#### [Web page and app entries]

------------------------

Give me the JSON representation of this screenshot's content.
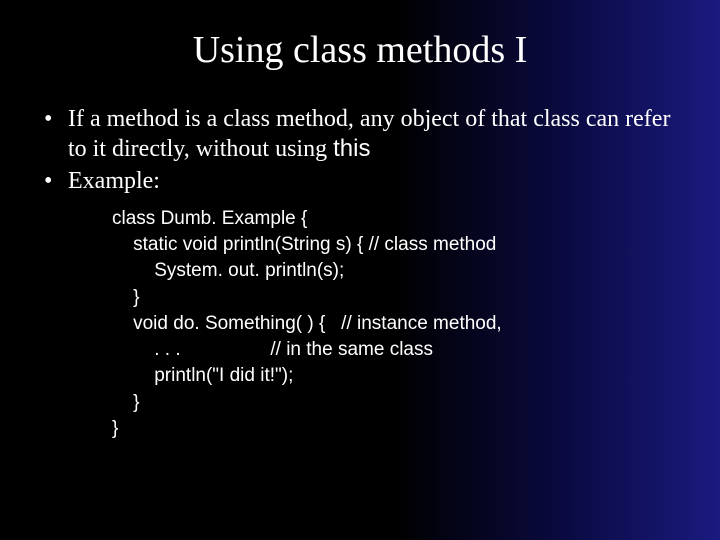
{
  "title": "Using class methods I",
  "bullets": {
    "b1_part1": "If a method is a class method, any object of that class can refer to it directly, without using ",
    "b1_this": "this",
    "b2": "Example:"
  },
  "code": {
    "l1": "class Dumb. Example {",
    "l2": "    static void println(String s) { // class method",
    "l3": "        System. out. println(s);",
    "l4": "    }",
    "l5": "    void do. Something( ) {   // instance method,",
    "l6": "        . . .                 // in the same class",
    "l7": "        println(\"I did it!\");",
    "l8": "    }",
    "l9": "}"
  }
}
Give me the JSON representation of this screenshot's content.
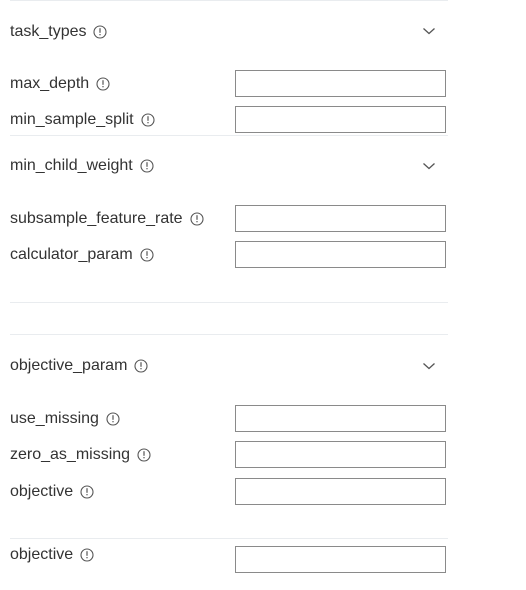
{
  "fields": {
    "task_types": {
      "label": "task_types",
      "value": ""
    },
    "max_depth": {
      "label": "max_depth",
      "value": ""
    },
    "min_sample_split": {
      "label": "min_sample_split",
      "value": ""
    },
    "min_child_weight": {
      "label": "min_child_weight",
      "value": ""
    },
    "subsample_feature_rate": {
      "label": "subsample_feature_rate",
      "value": ""
    },
    "calculator_param": {
      "label": "calculator_param",
      "value": ""
    },
    "objective_param": {
      "label": "objective_param",
      "value": ""
    },
    "use_missing": {
      "label": "use_missing",
      "value": ""
    },
    "zero_as_missing": {
      "label": "zero_as_missing",
      "value": ""
    },
    "objective_1": {
      "label": "objective",
      "value": ""
    },
    "objective_2": {
      "label": "objective",
      "value": ""
    }
  },
  "icons": {
    "info": "info-circle-icon",
    "expand": "chevron-down-icon"
  },
  "colors": {
    "text": "#333333",
    "input_border": "#8a8a8a",
    "divider": "#e9ecef",
    "icon": "#555555"
  }
}
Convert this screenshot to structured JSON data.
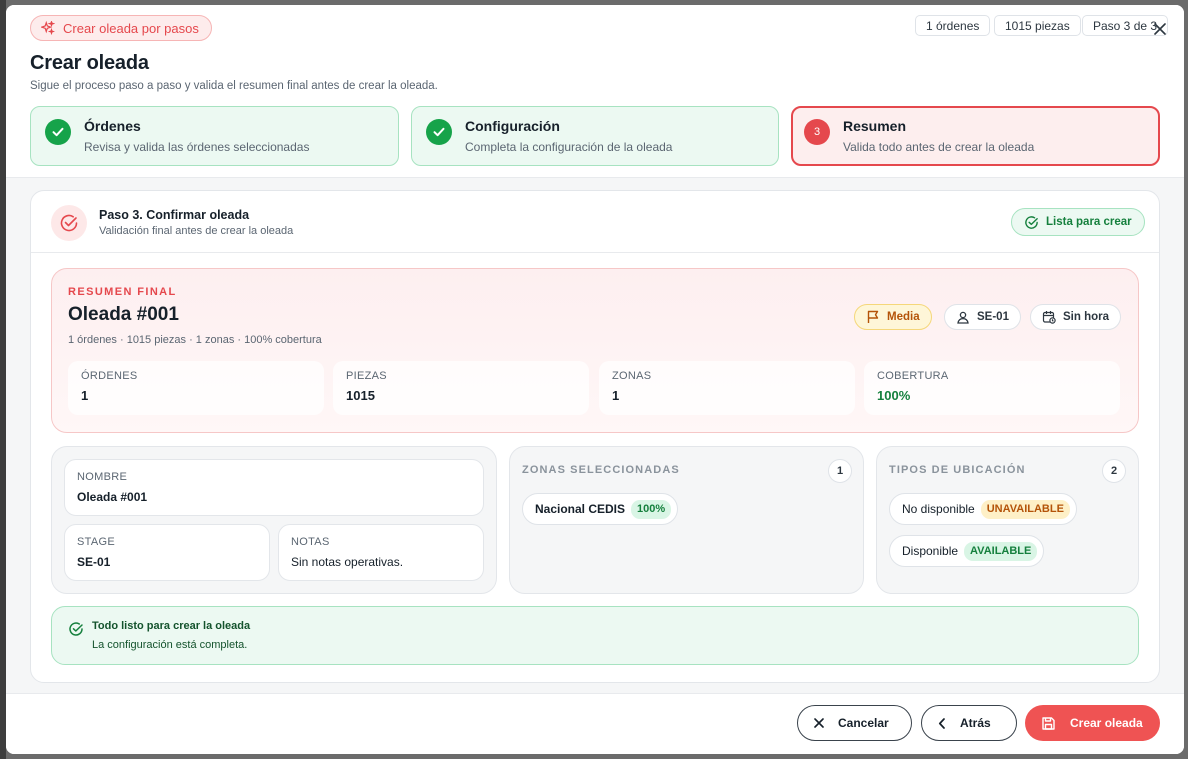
{
  "header": {
    "badge_label": "Crear oleada por pasos",
    "stats": [
      "1 órdenes",
      "1015 piezas",
      "Paso 3 de 3"
    ],
    "title": "Crear oleada",
    "subtitle": "Sigue el proceso paso a paso y valida el resumen final antes de crear la oleada."
  },
  "steps": [
    {
      "title": "Órdenes",
      "desc": "Revisa y valida las órdenes seleccionadas",
      "status": "done"
    },
    {
      "title": "Configuración",
      "desc": "Completa la configuración de la oleada",
      "status": "done"
    },
    {
      "title": "Resumen",
      "desc": "Valida todo antes de crear la oleada",
      "status": "active",
      "number": "3"
    }
  ],
  "confirm": {
    "title": "Paso 3. Confirmar oleada",
    "subtitle": "Validación final antes de crear la oleada",
    "ready_label": "Lista para crear"
  },
  "summary": {
    "kicker": "RESUMEN FINAL",
    "title": "Oleada #001",
    "meta": "1 órdenes · 1015 piezas · 1 zonas · 100% cobertura",
    "priority": "Media",
    "stage": "SE-01",
    "time": "Sin hora",
    "metrics": [
      {
        "label": "ÓRDENES",
        "value": "1"
      },
      {
        "label": "PIEZAS",
        "value": "1015"
      },
      {
        "label": "ZONAS",
        "value": "1"
      },
      {
        "label": "COBERTURA",
        "value": "100%"
      }
    ]
  },
  "details": {
    "name_label": "NOMBRE",
    "name_value": "Oleada #001",
    "stage_label": "STAGE",
    "stage_value": "SE-01",
    "notes_label": "NOTAS",
    "notes_value": "Sin notas operativas."
  },
  "zones": {
    "title": "ZONAS SELECCIONADAS",
    "count": "1",
    "items": [
      {
        "name": "Nacional CEDIS",
        "pct": "100%"
      }
    ]
  },
  "location_types": {
    "title": "TIPOS DE UBICACIÓN",
    "count": "2",
    "items": [
      {
        "name": "No disponible",
        "code": "UNAVAILABLE"
      },
      {
        "name": "Disponible",
        "code": "AVAILABLE"
      }
    ]
  },
  "ready_box": {
    "title": "Todo listo para crear la oleada",
    "subtitle": "La configuración está completa."
  },
  "footer": {
    "cancel": "Cancelar",
    "back": "Atrás",
    "create": "Crear oleada"
  },
  "colors": {
    "accent": "#ef5353",
    "success": "#16a34a",
    "warning": "#b45309"
  }
}
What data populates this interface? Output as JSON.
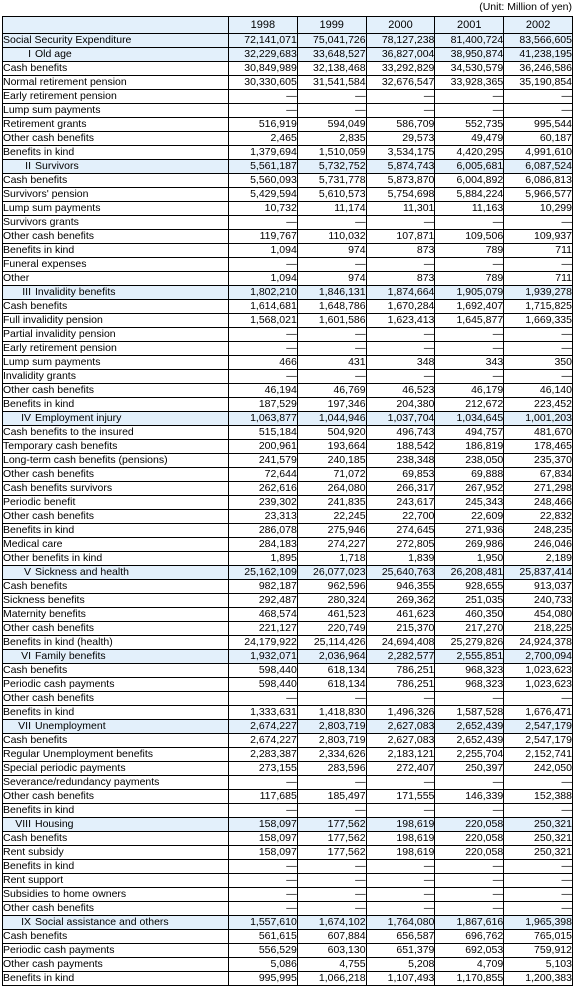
{
  "unit_note": "(Unit: Million of yen)",
  "table": {
    "corner_header": "",
    "year_headers": [
      "1998",
      "1999",
      "2000",
      "2001",
      "2002"
    ],
    "dash": "—",
    "rows": [
      {
        "roman": "",
        "label": "Social Security Expenditure",
        "indent": 0,
        "highlight": true,
        "values": [
          "72,141,071",
          "75,041,726",
          "78,127,238",
          "81,400,724",
          "83,566,605"
        ]
      },
      {
        "roman": "I",
        "label": "Old age",
        "indent": 1,
        "highlight": true,
        "values": [
          "32,229,683",
          "33,648,527",
          "36,827,004",
          "38,950,874",
          "41,238,195"
        ]
      },
      {
        "roman": "",
        "label": "Cash benefits",
        "indent": 2,
        "highlight": false,
        "values": [
          "30,849,989",
          "32,138,468",
          "33,292,829",
          "34,530,579",
          "36,246,586"
        ]
      },
      {
        "roman": "",
        "label": "Normal retirement pension",
        "indent": 3,
        "highlight": false,
        "values": [
          "30,330,605",
          "31,541,584",
          "32,676,547",
          "33,928,365",
          "35,190,854"
        ]
      },
      {
        "roman": "",
        "label": "Early retirement pension",
        "indent": 3,
        "highlight": false,
        "values": [
          "—",
          "—",
          "—",
          "—",
          "—"
        ]
      },
      {
        "roman": "",
        "label": "Lump sum payments",
        "indent": 3,
        "highlight": false,
        "values": [
          "—",
          "—",
          "—",
          "—",
          "—"
        ]
      },
      {
        "roman": "",
        "label": "Retirement grants",
        "indent": 3,
        "highlight": false,
        "values": [
          "516,919",
          "594,049",
          "586,709",
          "552,735",
          "995,544"
        ]
      },
      {
        "roman": "",
        "label": "Other cash benefits",
        "indent": 3,
        "highlight": false,
        "values": [
          "2,465",
          "2,835",
          "29,573",
          "49,479",
          "60,187"
        ]
      },
      {
        "roman": "",
        "label": "Benefits in kind",
        "indent": 2,
        "highlight": false,
        "values": [
          "1,379,694",
          "1,510,059",
          "3,534,175",
          "4,420,295",
          "4,991,610"
        ]
      },
      {
        "roman": "II",
        "label": "Survivors",
        "indent": 1,
        "highlight": true,
        "values": [
          "5,561,187",
          "5,732,752",
          "5,874,743",
          "6,005,681",
          "6,087,524"
        ]
      },
      {
        "roman": "",
        "label": "Cash benefits",
        "indent": 2,
        "highlight": false,
        "values": [
          "5,560,093",
          "5,731,778",
          "5,873,870",
          "6,004,892",
          "6,086,813"
        ]
      },
      {
        "roman": "",
        "label": "Survivors' pension",
        "indent": 3,
        "highlight": false,
        "values": [
          "5,429,594",
          "5,610,573",
          "5,754,698",
          "5,884,224",
          "5,966,577"
        ]
      },
      {
        "roman": "",
        "label": "Lump sum payments",
        "indent": 3,
        "highlight": false,
        "values": [
          "10,732",
          "11,174",
          "11,301",
          "11,163",
          "10,299"
        ]
      },
      {
        "roman": "",
        "label": "Survivors grants",
        "indent": 3,
        "highlight": false,
        "values": [
          "—",
          "—",
          "—",
          "—",
          "—"
        ]
      },
      {
        "roman": "",
        "label": "Other cash benefits",
        "indent": 3,
        "highlight": false,
        "values": [
          "119,767",
          "110,032",
          "107,871",
          "109,506",
          "109,937"
        ]
      },
      {
        "roman": "",
        "label": "Benefits in kind",
        "indent": 2,
        "highlight": false,
        "values": [
          "1,094",
          "974",
          "873",
          "789",
          "711"
        ]
      },
      {
        "roman": "",
        "label": "Funeral expenses",
        "indent": 3,
        "highlight": false,
        "values": [
          "—",
          "—",
          "—",
          "—",
          "—"
        ]
      },
      {
        "roman": "",
        "label": "Other",
        "indent": 3,
        "highlight": false,
        "values": [
          "1,094",
          "974",
          "873",
          "789",
          "711"
        ]
      },
      {
        "roman": "III",
        "label": "Invalidity benefits",
        "indent": 1,
        "highlight": true,
        "values": [
          "1,802,210",
          "1,846,131",
          "1,874,664",
          "1,905,079",
          "1,939,278"
        ]
      },
      {
        "roman": "",
        "label": "Cash benefits",
        "indent": 2,
        "highlight": false,
        "values": [
          "1,614,681",
          "1,648,786",
          "1,670,284",
          "1,692,407",
          "1,715,825"
        ]
      },
      {
        "roman": "",
        "label": "Full invalidity pension",
        "indent": 3,
        "highlight": false,
        "values": [
          "1,568,021",
          "1,601,586",
          "1,623,413",
          "1,645,877",
          "1,669,335"
        ]
      },
      {
        "roman": "",
        "label": "Partial invalidity pension",
        "indent": 3,
        "highlight": false,
        "values": [
          "—",
          "—",
          "—",
          "—",
          "—"
        ]
      },
      {
        "roman": "",
        "label": "Early retirement pension",
        "indent": 3,
        "highlight": false,
        "values": [
          "—",
          "—",
          "—",
          "—",
          "—"
        ]
      },
      {
        "roman": "",
        "label": "Lump sum payments",
        "indent": 3,
        "highlight": false,
        "values": [
          "466",
          "431",
          "348",
          "343",
          "350"
        ]
      },
      {
        "roman": "",
        "label": "Invalidity grants",
        "indent": 3,
        "highlight": false,
        "values": [
          "—",
          "—",
          "—",
          "—",
          "—"
        ]
      },
      {
        "roman": "",
        "label": "Other cash benefits",
        "indent": 3,
        "highlight": false,
        "values": [
          "46,194",
          "46,769",
          "46,523",
          "46,179",
          "46,140"
        ]
      },
      {
        "roman": "",
        "label": "Benefits in kind",
        "indent": 2,
        "highlight": false,
        "values": [
          "187,529",
          "197,346",
          "204,380",
          "212,672",
          "223,452"
        ]
      },
      {
        "roman": "IV",
        "label": "Employment injury",
        "indent": 1,
        "highlight": true,
        "values": [
          "1,063,877",
          "1,044,946",
          "1,037,704",
          "1,034,645",
          "1,001,203"
        ]
      },
      {
        "roman": "",
        "label": "Cash benefits to the insured",
        "indent": 2,
        "highlight": false,
        "values": [
          "515,184",
          "504,920",
          "496,743",
          "494,757",
          "481,670"
        ]
      },
      {
        "roman": "",
        "label": "Temporary cash benefits",
        "indent": 3,
        "highlight": false,
        "values": [
          "200,961",
          "193,664",
          "188,542",
          "186,819",
          "178,465"
        ]
      },
      {
        "roman": "",
        "label": "Long-term cash benefits (pensions)",
        "indent": 3,
        "highlight": false,
        "values": [
          "241,579",
          "240,185",
          "238,348",
          "238,050",
          "235,370"
        ]
      },
      {
        "roman": "",
        "label": "Other cash benefits",
        "indent": 3,
        "highlight": false,
        "values": [
          "72,644",
          "71,072",
          "69,853",
          "69,888",
          "67,834"
        ]
      },
      {
        "roman": "",
        "label": "Cash benefits survivors",
        "indent": 2,
        "highlight": false,
        "values": [
          "262,616",
          "264,080",
          "266,317",
          "267,952",
          "271,298"
        ]
      },
      {
        "roman": "",
        "label": "Periodic benefit",
        "indent": 3,
        "highlight": false,
        "values": [
          "239,302",
          "241,835",
          "243,617",
          "245,343",
          "248,466"
        ]
      },
      {
        "roman": "",
        "label": "Other cash benefits",
        "indent": 3,
        "highlight": false,
        "values": [
          "23,313",
          "22,245",
          "22,700",
          "22,609",
          "22,832"
        ]
      },
      {
        "roman": "",
        "label": "Benefits in kind",
        "indent": 2,
        "highlight": false,
        "values": [
          "286,078",
          "275,946",
          "274,645",
          "271,936",
          "248,235"
        ]
      },
      {
        "roman": "",
        "label": "Medical care",
        "indent": 3,
        "highlight": false,
        "values": [
          "284,183",
          "274,227",
          "272,805",
          "269,986",
          "246,046"
        ]
      },
      {
        "roman": "",
        "label": "Other benefits in kind",
        "indent": 3,
        "highlight": false,
        "values": [
          "1,895",
          "1,718",
          "1,839",
          "1,950",
          "2,189"
        ]
      },
      {
        "roman": "V",
        "label": "Sickness and health",
        "indent": 1,
        "highlight": true,
        "values": [
          "25,162,109",
          "26,077,023",
          "25,640,763",
          "26,208,481",
          "25,837,414"
        ]
      },
      {
        "roman": "",
        "label": "Cash benefits",
        "indent": 2,
        "highlight": false,
        "values": [
          "982,187",
          "962,596",
          "946,355",
          "928,655",
          "913,037"
        ]
      },
      {
        "roman": "",
        "label": "Sickness benefits",
        "indent": 3,
        "highlight": false,
        "values": [
          "292,487",
          "280,324",
          "269,362",
          "251,035",
          "240,733"
        ]
      },
      {
        "roman": "",
        "label": "Maternity benefits",
        "indent": 3,
        "highlight": false,
        "values": [
          "468,574",
          "461,523",
          "461,623",
          "460,350",
          "454,080"
        ]
      },
      {
        "roman": "",
        "label": "Other cash benefits",
        "indent": 3,
        "highlight": false,
        "values": [
          "221,127",
          "220,749",
          "215,370",
          "217,270",
          "218,225"
        ]
      },
      {
        "roman": "",
        "label": "Benefits in kind (health)",
        "indent": 2,
        "highlight": false,
        "values": [
          "24,179,922",
          "25,114,426",
          "24,694,408",
          "25,279,826",
          "24,924,378"
        ]
      },
      {
        "roman": "VI",
        "label": "Family benefits",
        "indent": 1,
        "highlight": true,
        "values": [
          "1,932,071",
          "2,036,964",
          "2,282,577",
          "2,555,851",
          "2,700,094"
        ]
      },
      {
        "roman": "",
        "label": "Cash benefits",
        "indent": 2,
        "highlight": false,
        "values": [
          "598,440",
          "618,134",
          "786,251",
          "968,323",
          "1,023,623"
        ]
      },
      {
        "roman": "",
        "label": "Periodic cash payments",
        "indent": 3,
        "highlight": false,
        "values": [
          "598,440",
          "618,134",
          "786,251",
          "968,323",
          "1,023,623"
        ]
      },
      {
        "roman": "",
        "label": "Other cash benefits",
        "indent": 3,
        "highlight": false,
        "values": [
          "—",
          "—",
          "—",
          "—",
          "—"
        ]
      },
      {
        "roman": "",
        "label": "Benefits in kind",
        "indent": 2,
        "highlight": false,
        "values": [
          "1,333,631",
          "1,418,830",
          "1,496,326",
          "1,587,528",
          "1,676,471"
        ]
      },
      {
        "roman": "VII",
        "label": "Unemployment",
        "indent": 1,
        "highlight": true,
        "values": [
          "2,674,227",
          "2,803,719",
          "2,627,083",
          "2,652,439",
          "2,547,179"
        ]
      },
      {
        "roman": "",
        "label": "Cash benefits",
        "indent": 2,
        "highlight": false,
        "values": [
          "2,674,227",
          "2,803,719",
          "2,627,083",
          "2,652,439",
          "2,547,179"
        ]
      },
      {
        "roman": "",
        "label": "Regular Unemployment benefits",
        "indent": 3,
        "highlight": false,
        "values": [
          "2,283,387",
          "2,334,626",
          "2,183,121",
          "2,255,704",
          "2,152,741"
        ]
      },
      {
        "roman": "",
        "label": "Special periodic payments",
        "indent": 3,
        "highlight": false,
        "values": [
          "273,155",
          "283,596",
          "272,407",
          "250,397",
          "242,050"
        ]
      },
      {
        "roman": "",
        "label": "Severance/redundancy payments",
        "indent": 3,
        "highlight": false,
        "values": [
          "—",
          "—",
          "—",
          "—",
          "—"
        ]
      },
      {
        "roman": "",
        "label": "Other cash benefits",
        "indent": 3,
        "highlight": false,
        "values": [
          "117,685",
          "185,497",
          "171,555",
          "146,339",
          "152,388"
        ]
      },
      {
        "roman": "",
        "label": "Benefits in kind",
        "indent": 2,
        "highlight": false,
        "values": [
          "—",
          "—",
          "—",
          "—",
          "—"
        ]
      },
      {
        "roman": "VIII",
        "label": "Housing",
        "indent": 1,
        "highlight": true,
        "values": [
          "158,097",
          "177,562",
          "198,619",
          "220,058",
          "250,321"
        ]
      },
      {
        "roman": "",
        "label": "Cash benefits",
        "indent": 2,
        "highlight": false,
        "values": [
          "158,097",
          "177,562",
          "198,619",
          "220,058",
          "250,321"
        ]
      },
      {
        "roman": "",
        "label": "Rent subsidy",
        "indent": 3,
        "highlight": false,
        "values": [
          "158,097",
          "177,562",
          "198,619",
          "220,058",
          "250,321"
        ]
      },
      {
        "roman": "",
        "label": "Benefits in kind",
        "indent": 2,
        "highlight": false,
        "values": [
          "—",
          "—",
          "—",
          "—",
          "—"
        ]
      },
      {
        "roman": "",
        "label": "Rent support",
        "indent": 3,
        "highlight": false,
        "values": [
          "—",
          "—",
          "—",
          "—",
          "—"
        ]
      },
      {
        "roman": "",
        "label": "Subsidies to home owners",
        "indent": 3,
        "highlight": false,
        "values": [
          "—",
          "—",
          "—",
          "—",
          "—"
        ]
      },
      {
        "roman": "",
        "label": "Other cash benefits",
        "indent": 3,
        "highlight": false,
        "values": [
          "—",
          "—",
          "—",
          "—",
          "—"
        ]
      },
      {
        "roman": "IX",
        "label": "Social assistance and others",
        "indent": 1,
        "highlight": true,
        "values": [
          "1,557,610",
          "1,674,102",
          "1,764,080",
          "1,867,616",
          "1,965,398"
        ]
      },
      {
        "roman": "",
        "label": "Cash benefits",
        "indent": 2,
        "highlight": false,
        "values": [
          "561,615",
          "607,884",
          "656,587",
          "696,762",
          "765,015"
        ]
      },
      {
        "roman": "",
        "label": "Periodic cash payments",
        "indent": 3,
        "highlight": false,
        "values": [
          "556,529",
          "603,130",
          "651,379",
          "692,053",
          "759,912"
        ]
      },
      {
        "roman": "",
        "label": "Other cash payments",
        "indent": 3,
        "highlight": false,
        "values": [
          "5,086",
          "4,755",
          "5,208",
          "4,709",
          "5,103"
        ]
      },
      {
        "roman": "",
        "label": "Benefits in kind",
        "indent": 2,
        "highlight": false,
        "values": [
          "995,995",
          "1,066,218",
          "1,107,493",
          "1,170,855",
          "1,200,383"
        ]
      }
    ]
  }
}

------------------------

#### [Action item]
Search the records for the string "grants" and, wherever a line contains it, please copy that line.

#### [Solution to this problem]
        "label": "Retirement grants",
        "label": "Survivors grants",
        "label": "Invalidity grants",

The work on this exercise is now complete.